Sorry, I will not write an “essay” on this summer’s financial makret turmoil triggered by the sub-prime mortgage crisis in the US. But since it is relevant to this blog, here a few links to interesting articles published on the matter:
For German readers, an analysis from Die Zeit earlier this month, on the “maturity test” the global financial system is currently undergoing. It includes an interview with Barry Eichengreen, the big scholar specialising in the history of global financial integration. He warns that the crisis could spread further if the corporate sector starts being affected by the credit crisis that so far has “only” affected financial institutions.
Gillian Tett at the FT has an excellent piece today looking more into history:
“this decade’s burst of market innovation had rewritten the rules of finance. For as financiers have created products that distribute credit risk across the capital markets, this has altered the way the financial system works. That in turn, may have changed the way the credit cycle works – or so some optimists believed until very recently. However, this summer’s market swings are now blowing apart many of these cosy assumptions. (…)”
(…) Though financial markets have only existed for a few centuries, they have already delivered a truly dazzling array of storms. Lehman Brothers, for example, reckons that the first financial crash in the Western world can be dated back to 1622, when the Holy Roman Empire debased its coins, triggering the equivalent of a modern banking panic.
That was followed by the 1637 tulip boom-and-bust in Holland and the 1720 South Sea bubble – an event that spawned the first literary analysis of crashes.
Eight more crashes then occurred in the 18th century, culminating in the Hamburg commodities bubble of 1799. Then in the 18th century, the pace of financial disaster speeded up, with 18 financial storms erupting in Europe, and increasingly in the US too.

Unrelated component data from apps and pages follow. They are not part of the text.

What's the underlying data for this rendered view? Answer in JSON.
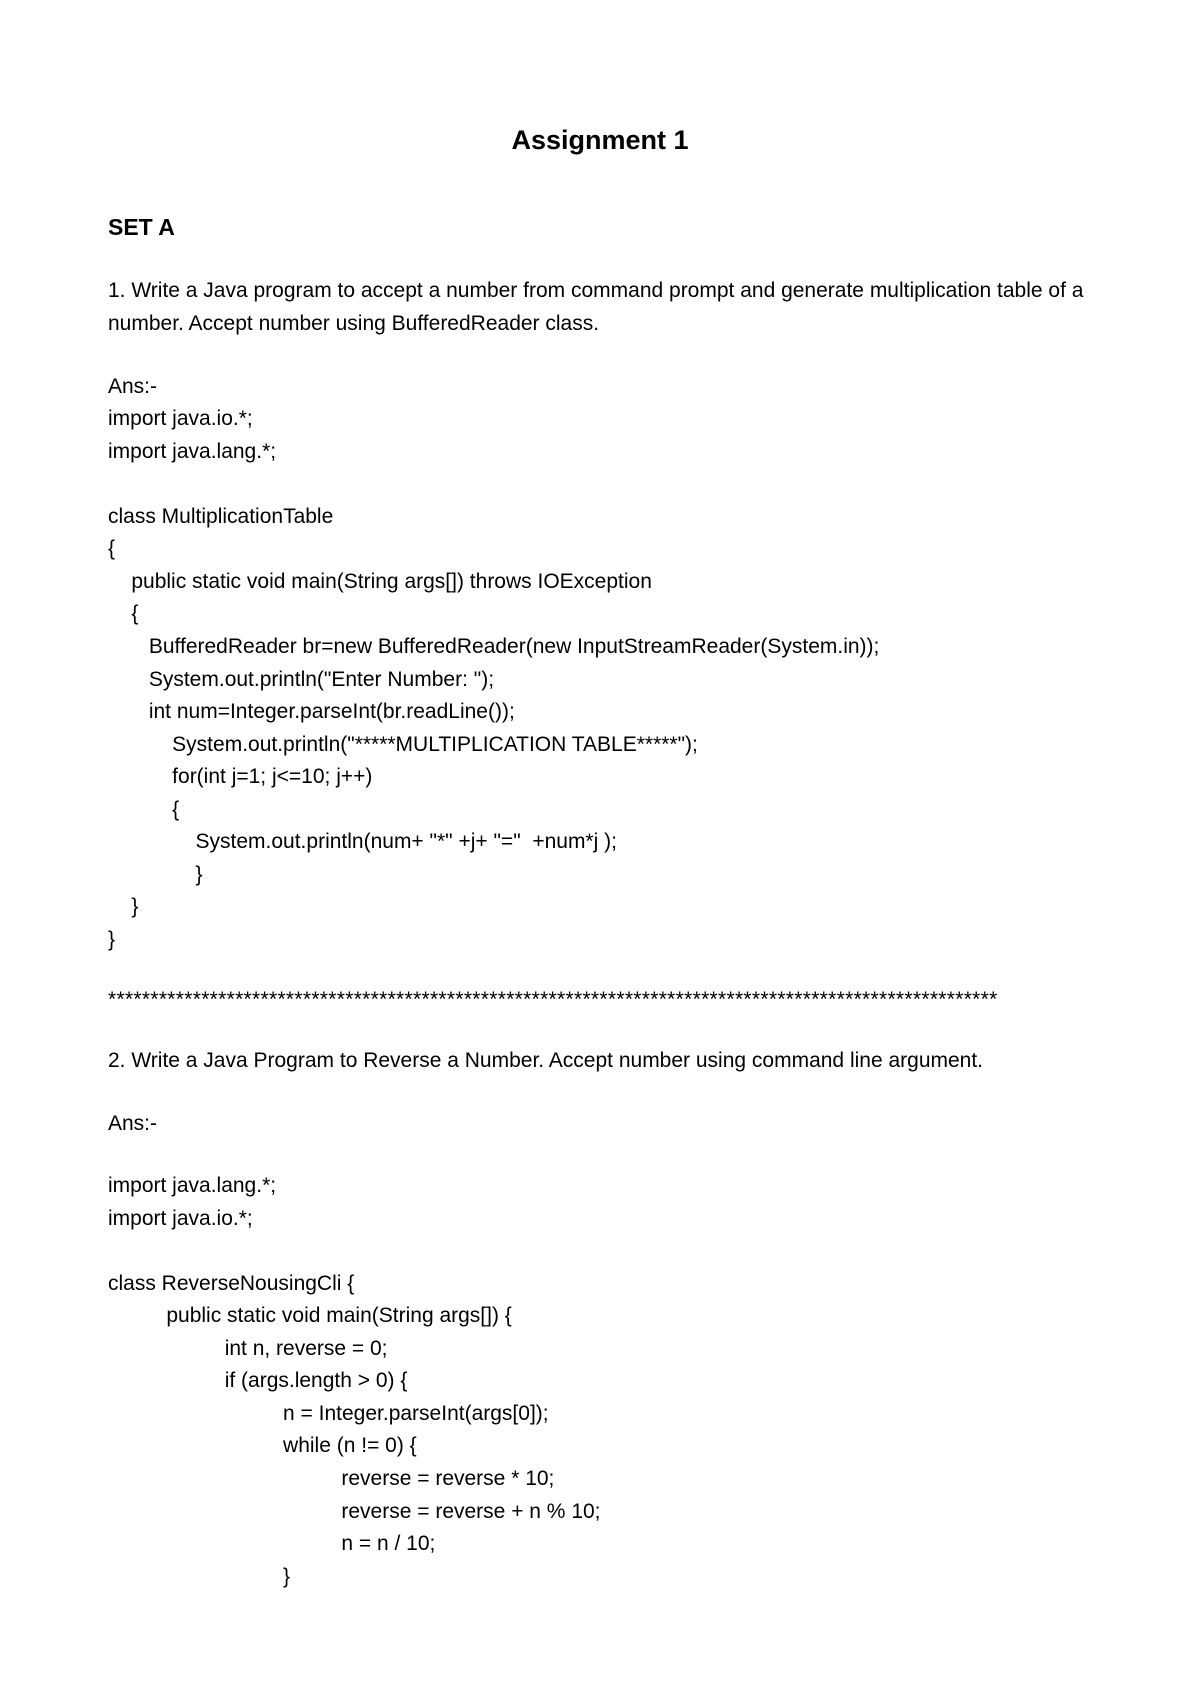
{
  "title": "Assignment 1",
  "set_heading": "SET A",
  "q1": {
    "text": "1. Write a Java program to accept a number from command prompt and generate multiplication table of a number. Accept number using BufferedReader class.",
    "ans_label": "Ans:-",
    "code": "import java.io.*;\nimport java.lang.*;\n\nclass MultiplicationTable\n{\n    public static void main(String args[]) throws IOException\n    {\n       BufferedReader br=new BufferedReader(new InputStreamReader(System.in));\n       System.out.println(\"Enter Number: \");\n       int num=Integer.parseInt(br.readLine());\n           System.out.println(\"*****MULTIPLICATION TABLE*****\");\n           for(int j=1; j<=10; j++)\n           {\n               System.out.println(num+ \"*\" +j+ \"=\"  +num*j );\n               }\n    }\n}"
  },
  "separator": "*********************************************************************************************************",
  "q2": {
    "text": "2. Write a Java Program to Reverse a Number. Accept number using command line argument.",
    "ans_label": "Ans:-",
    "code": "import java.lang.*;\nimport java.io.*;\n\nclass ReverseNousingCli {\n          public static void main(String args[]) {\n                    int n, reverse = 0;\n                    if (args.length > 0) {\n                              n = Integer.parseInt(args[0]);\n                              while (n != 0) {\n                                        reverse = reverse * 10;\n                                        reverse = reverse + n % 10;\n                                        n = n / 10;\n                              }"
  }
}
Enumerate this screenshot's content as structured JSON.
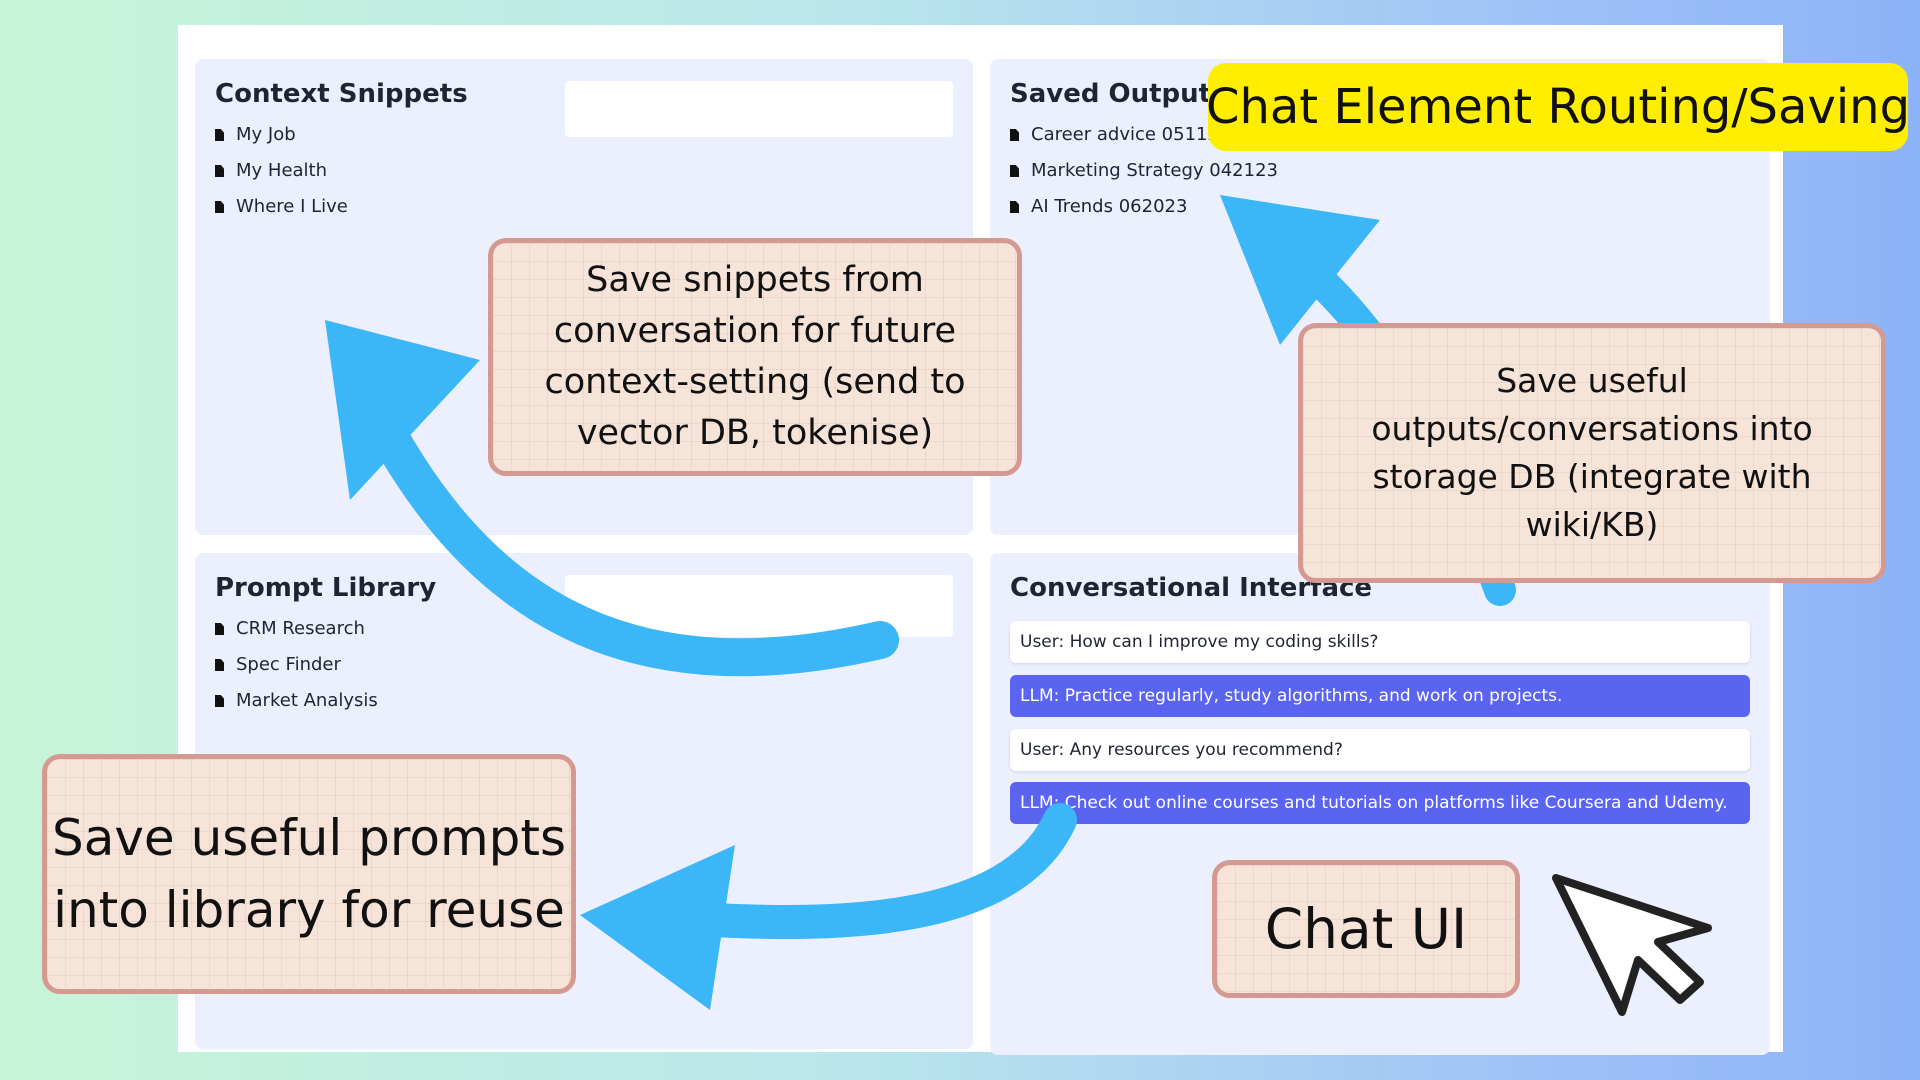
{
  "title": "Chat Element Routing/Saving",
  "panels": {
    "context": {
      "title": "Context Snippets",
      "items": [
        "My Job",
        "My Health",
        "Where I Live"
      ]
    },
    "saved": {
      "title": "Saved Outputs",
      "items": [
        "Career advice 05112",
        "Marketing Strategy 042123",
        "AI Trends 062023"
      ]
    },
    "prompts": {
      "title": "Prompt Library",
      "items": [
        "CRM Research",
        "Spec Finder",
        "Market Analysis"
      ]
    },
    "chat": {
      "title": "Conversational Interface",
      "messages": [
        "User: How can I improve my coding skills?",
        "LLM: Practice regularly, study algorithms, and work on projects.",
        "User: Any resources you recommend?",
        "LLM: Check out online courses and tutorials on platforms like Coursera and Udemy."
      ]
    }
  },
  "notes": {
    "snippets": [
      "Save snippets from",
      "conversation for future",
      "context-setting (send to",
      "vector DB, tokenise)"
    ],
    "outputs": [
      "Save useful",
      "outputs/conversations into",
      "storage DB (integrate with",
      "wiki/KB)"
    ],
    "prompts": [
      "Save useful prompts",
      "into library for reuse"
    ],
    "chat_ui": "Chat UI"
  },
  "colors": {
    "arrow": "#3bb6f7",
    "note_fill": "#f7e4d9",
    "note_border": "#d49a92",
    "title_badge": "#ffee00",
    "llm_bubble": "#5b64f0",
    "panel": "#eceffd"
  },
  "icons": [
    "document-icon",
    "cursor-icon",
    "curved-arrow-icon"
  ]
}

These included bank crises that hit the US in 1819, 1837, 1847, 1857, 1873, 1884, 1890 and 1896, several of which were linked to booms and bust in the commodities sphere, or railroad sector.
However, these events contributed to regular bank runs in Europe too, and a financial crisis even struck Australia in 1893.
It was the 20th century, however, which produced the most dazzling array of financial turbulence, with 33 market storms, according to Lehman Brothers. The best known of these are the stock market crashes of 1929 and 1987; however, the Japanese bank turmoil of the 1990s also caused deep economic distress, as did the savings and loan crisis in America in the 1980s – and the bank run of 1907.
Meanwhile, another, lesser-known period which some analysts think carries lessons for banks today was a stock market crash in London in 1974, which was accompanied by a banking crunch.
By the standard of many of these market storms, the recent turmoil still looks pretty modest. Indeed, it is arguable that the only reason the price swings have generated so much shock among investors is that markets have been unusually quiet during most of this decade.
Nevertheless, the one factor that does make this summer’s events different from previous cycles is the degree to which the events have played out in the capital markets, rather than the banking world. That is largely because credit risk has been distributed to a much wider pool of investors than before.